[[ Data listing open ]]

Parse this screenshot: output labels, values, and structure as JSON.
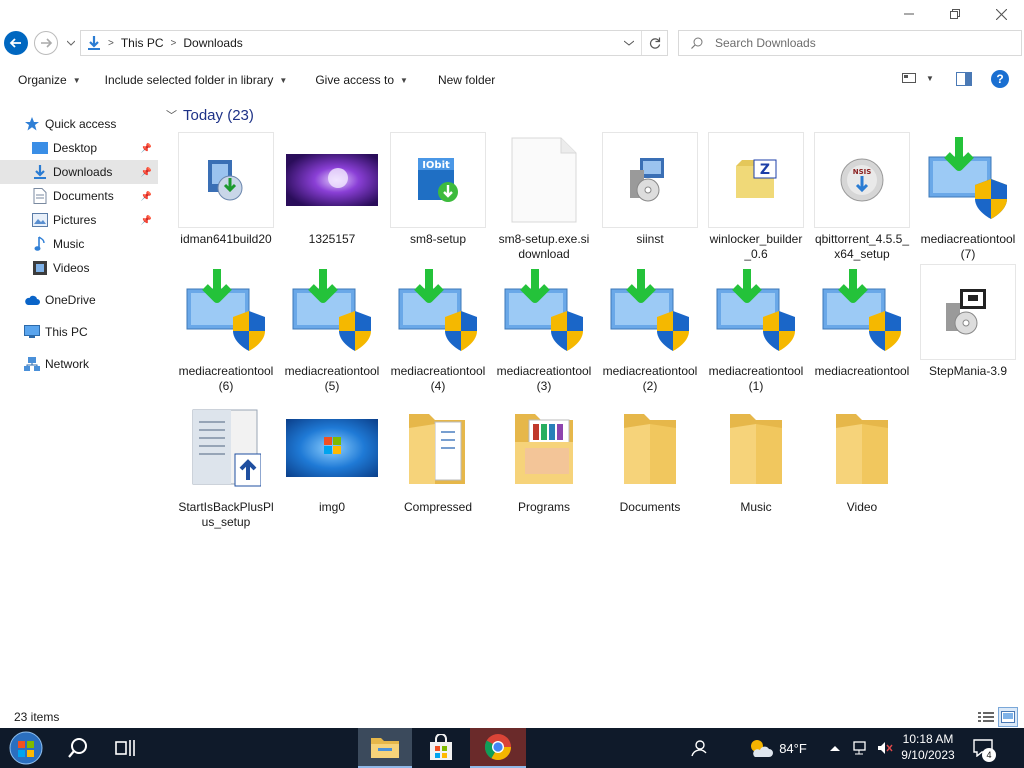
{
  "window": {
    "address": {
      "segments": [
        "This PC",
        "Downloads"
      ]
    },
    "search": {
      "placeholder": "Search Downloads"
    }
  },
  "toolbar": {
    "organize": "Organize",
    "include_library": "Include selected folder in library",
    "give_access": "Give access to",
    "new_folder": "New folder"
  },
  "nav": {
    "quick_access": "Quick access",
    "desktop": "Desktop",
    "downloads": "Downloads",
    "documents": "Documents",
    "pictures": "Pictures",
    "music": "Music",
    "videos": "Videos",
    "onedrive": "OneDrive",
    "this_pc": "This PC",
    "network": "Network"
  },
  "group": {
    "header": "Today (23)"
  },
  "files": [
    {
      "label": "idman641build20",
      "icon": "installer-icon"
    },
    {
      "label": "1325157",
      "icon": "image-thumbnail"
    },
    {
      "label": "sm8-setup",
      "icon": "iobit-installer-icon"
    },
    {
      "label": "sm8-setup.exe.sidownload",
      "icon": "blank-file-icon"
    },
    {
      "label": "siinst",
      "icon": "setup-disc-icon"
    },
    {
      "label": "winlocker_builder_0.6",
      "icon": "archive-icon"
    },
    {
      "label": "qbittorrent_4.5.5_x64_setup",
      "icon": "nsis-installer-icon"
    },
    {
      "label": "mediacreationtool (7)",
      "icon": "media-creation-tool-icon"
    },
    {
      "label": "mediacreationtool (6)",
      "icon": "media-creation-tool-icon"
    },
    {
      "label": "mediacreationtool (5)",
      "icon": "media-creation-tool-icon"
    },
    {
      "label": "mediacreationtool (4)",
      "icon": "media-creation-tool-icon"
    },
    {
      "label": "mediacreationtool (3)",
      "icon": "media-creation-tool-icon"
    },
    {
      "label": "mediacreationtool (2)",
      "icon": "media-creation-tool-icon"
    },
    {
      "label": "mediacreationtool (1)",
      "icon": "media-creation-tool-icon"
    },
    {
      "label": "mediacreationtool",
      "icon": "media-creation-tool-icon"
    },
    {
      "label": "StepMania-3.9",
      "icon": "setup-disc-icon"
    },
    {
      "label": "StartIsBackPlusPlus_setup",
      "icon": "startisback-installer-icon"
    },
    {
      "label": "img0",
      "icon": "windows7-wallpaper-thumbnail"
    },
    {
      "label": "Compressed",
      "icon": "folder-icon"
    },
    {
      "label": "Programs",
      "icon": "folder-icon"
    },
    {
      "label": "Documents",
      "icon": "folder-icon"
    },
    {
      "label": "Music",
      "icon": "folder-icon"
    },
    {
      "label": "Video",
      "icon": "folder-icon"
    }
  ],
  "status": {
    "items": "23 items"
  },
  "taskbar": {
    "weather": "84°F",
    "time": "10:18 AM",
    "date": "9/10/2023",
    "notifications": "4"
  },
  "colors": {
    "accent": "#0067c0",
    "group_header": "#1e3287",
    "taskbar": "#0f1a2a",
    "selection": "#e5e5e5"
  }
}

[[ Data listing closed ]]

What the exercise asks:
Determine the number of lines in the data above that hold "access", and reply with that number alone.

Response box:
2